1. Study the book as a Whole.

  1. Consider the questions of date, authorship, recipients, and purpose (general matters of introduction.)
  2. Develop an outline of the entire book (study Bibles and commentaries will be helpful.)
  3. Examine the relationship of the passage under consideration in both its near and far context.

2. Establish the Best Textual Base Possible.

  1. Use the original languages if you can.
  2. Compare various versions and translations.

3. Investigate the Text Linguistically (e.g. word by word within its context and semantic range)

  1. Make a lexical (definitional) study of crucial words.
  2. Research the passage for key words, phrases, and ideas.
  3. Track the verbs!
  4. Cross reference.

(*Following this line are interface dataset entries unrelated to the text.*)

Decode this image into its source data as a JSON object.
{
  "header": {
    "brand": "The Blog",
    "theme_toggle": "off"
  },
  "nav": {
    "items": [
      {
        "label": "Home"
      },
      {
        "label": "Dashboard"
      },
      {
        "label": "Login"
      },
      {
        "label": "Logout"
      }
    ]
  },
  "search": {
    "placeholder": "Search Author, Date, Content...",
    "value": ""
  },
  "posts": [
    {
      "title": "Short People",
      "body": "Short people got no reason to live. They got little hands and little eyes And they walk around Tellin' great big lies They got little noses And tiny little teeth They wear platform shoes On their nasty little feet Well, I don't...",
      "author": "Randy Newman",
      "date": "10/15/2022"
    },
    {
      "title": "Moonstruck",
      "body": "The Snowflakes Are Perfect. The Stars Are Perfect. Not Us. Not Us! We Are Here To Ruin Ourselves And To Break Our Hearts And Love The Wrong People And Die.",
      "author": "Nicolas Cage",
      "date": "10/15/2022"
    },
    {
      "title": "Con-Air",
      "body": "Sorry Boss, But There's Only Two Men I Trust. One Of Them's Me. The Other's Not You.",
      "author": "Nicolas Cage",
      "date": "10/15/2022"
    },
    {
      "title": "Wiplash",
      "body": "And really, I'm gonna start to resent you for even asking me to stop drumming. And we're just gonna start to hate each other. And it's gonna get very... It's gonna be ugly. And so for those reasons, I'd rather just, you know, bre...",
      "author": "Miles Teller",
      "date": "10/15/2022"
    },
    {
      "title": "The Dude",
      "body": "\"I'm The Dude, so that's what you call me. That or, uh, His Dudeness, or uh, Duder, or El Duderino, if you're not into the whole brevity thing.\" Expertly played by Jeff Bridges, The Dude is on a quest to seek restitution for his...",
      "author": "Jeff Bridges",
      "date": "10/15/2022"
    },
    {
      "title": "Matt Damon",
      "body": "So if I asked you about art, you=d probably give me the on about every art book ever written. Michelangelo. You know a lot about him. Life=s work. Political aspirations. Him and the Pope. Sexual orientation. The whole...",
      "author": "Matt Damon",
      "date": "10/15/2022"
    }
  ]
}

4. Determine the Genre of the Discourse

  1. What is the literary type (history, poetry, prophetic, apocalyptic)?
  2. What literary devices are used?
  3. Is there any indication of the life situation from which the material came?

5. Analyze The Structure Of The Passage

  1. Determine if the material constitutes a literary unity.
  2. Is there a logical sequence of ideas present?
  3. Isolate the basic themes or emphases.
  4. Outline the text you are studying. Use the outline as the framework for your teaching.

We can also highlight some of the basic interpretive rules we discovered that must constantly guide us in the hermeneutical/homiletical construction process.

  1. The context rules when interpreting the text.
  2. The text must be interpreted in light of all Scripture.
  3. Scripture will never contradict itself.
  4. Scripture should be interpreted literally (or “naturally” according to its genre.)
  5. Do not develop a doctrine from obscure or difficult passages.
  6. Discover the author’s original intended meaning and honor that meaning.
  7. Check your conclusions using reliable resources.

Now, at this point we want to introduce a diagram that provides an overview of where we have been and where we are. It should help you get a grasp of the “big picture” of sermon development.

Akin Triangle

In our pyramidic diagram you can see a number of interesting points and parallels.

1) The hermeneutical and the homiletical beautifully balance one another.

2) Steps 2 and 6 complement each other, as do steps 3 and 5.

3) If the hermeneutical aspect of sermon development is done well, the homiletical component will naturally follow because the latter should flow from the former.

4) This method is simple and easily transferable to others we might teach and instruct in building biblically faithful expository sermons.